━━━ DATASET ENTRIES ━━━

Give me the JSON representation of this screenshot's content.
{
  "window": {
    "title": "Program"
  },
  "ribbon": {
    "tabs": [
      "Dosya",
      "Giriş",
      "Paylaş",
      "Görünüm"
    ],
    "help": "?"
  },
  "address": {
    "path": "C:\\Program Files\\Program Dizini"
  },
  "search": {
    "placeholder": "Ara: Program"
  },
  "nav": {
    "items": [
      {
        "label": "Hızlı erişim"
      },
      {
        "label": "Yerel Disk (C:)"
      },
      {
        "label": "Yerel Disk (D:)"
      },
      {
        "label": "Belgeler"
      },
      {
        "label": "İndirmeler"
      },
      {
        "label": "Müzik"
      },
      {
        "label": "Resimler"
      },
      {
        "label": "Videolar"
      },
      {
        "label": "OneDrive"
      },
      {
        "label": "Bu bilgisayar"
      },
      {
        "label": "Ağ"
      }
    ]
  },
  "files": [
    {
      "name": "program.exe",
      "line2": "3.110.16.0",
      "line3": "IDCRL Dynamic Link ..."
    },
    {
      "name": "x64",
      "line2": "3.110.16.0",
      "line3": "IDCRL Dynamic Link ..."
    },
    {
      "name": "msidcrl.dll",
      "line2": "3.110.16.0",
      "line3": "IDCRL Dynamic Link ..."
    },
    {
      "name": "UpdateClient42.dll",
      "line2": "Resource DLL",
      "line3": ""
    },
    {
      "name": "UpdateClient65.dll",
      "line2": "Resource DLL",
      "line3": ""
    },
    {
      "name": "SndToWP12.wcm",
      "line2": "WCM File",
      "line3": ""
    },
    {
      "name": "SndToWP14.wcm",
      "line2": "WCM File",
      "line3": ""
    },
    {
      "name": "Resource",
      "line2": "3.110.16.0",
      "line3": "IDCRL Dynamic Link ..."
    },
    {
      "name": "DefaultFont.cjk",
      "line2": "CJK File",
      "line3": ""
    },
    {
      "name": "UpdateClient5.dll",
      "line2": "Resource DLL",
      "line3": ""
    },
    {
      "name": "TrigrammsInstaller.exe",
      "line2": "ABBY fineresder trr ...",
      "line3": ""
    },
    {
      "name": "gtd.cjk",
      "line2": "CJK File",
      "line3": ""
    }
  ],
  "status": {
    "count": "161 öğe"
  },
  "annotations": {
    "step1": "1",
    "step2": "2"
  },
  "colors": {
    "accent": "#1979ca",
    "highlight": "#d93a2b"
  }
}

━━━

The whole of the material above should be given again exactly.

Give me the JSON representation of this screenshot's content.
{
  "window": {
    "title": "Program"
  },
  "ribbon": {
    "tabs": [
      "Dosya",
      "Giriş",
      "Paylaş",
      "Görünüm"
    ],
    "help": "?"
  },
  "address": {
    "path": "C:\\Program Files\\Program Dizini"
  },
  "search": {
    "placeholder": "Ara: Program"
  },
  "nav": {
    "items": [
      {
        "label": "Hızlı erişim"
      },
      {
        "label": "Yerel Disk (C:)"
      },
      {
        "label": "Yerel Disk (D:)"
      },
      {
        "label": "Belgeler"
      },
      {
        "label": "İndirmeler"
      },
      {
        "label": "Müzik"
      },
      {
        "label": "Resimler"
      },
      {
        "label": "Videolar"
      },
      {
        "label": "OneDrive"
      },
      {
        "label": "Bu bilgisayar"
      },
      {
        "label": "Ağ"
      }
    ]
  },
  "files": [
    {
      "name": "program.exe",
      "line2": "3.110.16.0",
      "line3": "IDCRL Dynamic Link ..."
    },
    {
      "name": "x64",
      "line2": "3.110.16.0",
      "line3": "IDCRL Dynamic Link ..."
    },
    {
      "name": "msidcrl.dll",
      "line2": "3.110.16.0",
      "line3": "IDCRL Dynamic Link ..."
    },
    {
      "name": "UpdateClient42.dll",
      "line2": "Resource DLL",
      "line3": ""
    },
    {
      "name": "UpdateClient65.dll",
      "line2": "Resource DLL",
      "line3": ""
    },
    {
      "name": "SndToWP12.wcm",
      "line2": "WCM File",
      "line3": ""
    },
    {
      "name": "SndToWP14.wcm",
      "line2": "WCM File",
      "line3": ""
    },
    {
      "name": "Resource",
      "line2": "3.110.16.0",
      "line3": "IDCRL Dynamic Link ..."
    },
    {
      "name": "DefaultFont.cjk",
      "line2": "CJK File",
      "line3": ""
    },
    {
      "name": "UpdateClient5.dll",
      "line2": "Resource DLL",
      "line3": ""
    },
    {
      "name": "TrigrammsInstaller.exe",
      "line2": "ABBY fineresder trr ...",
      "line3": ""
    },
    {
      "name": "gtd.cjk",
      "line2": "CJK File",
      "line3": ""
    }
  ],
  "status": {
    "count": "161 öğe"
  },
  "annotations": {
    "step1": "1",
    "step2": "2"
  },
  "colors": {
    "accent": "#1979ca",
    "highlight": "#d93a2b"
  }
}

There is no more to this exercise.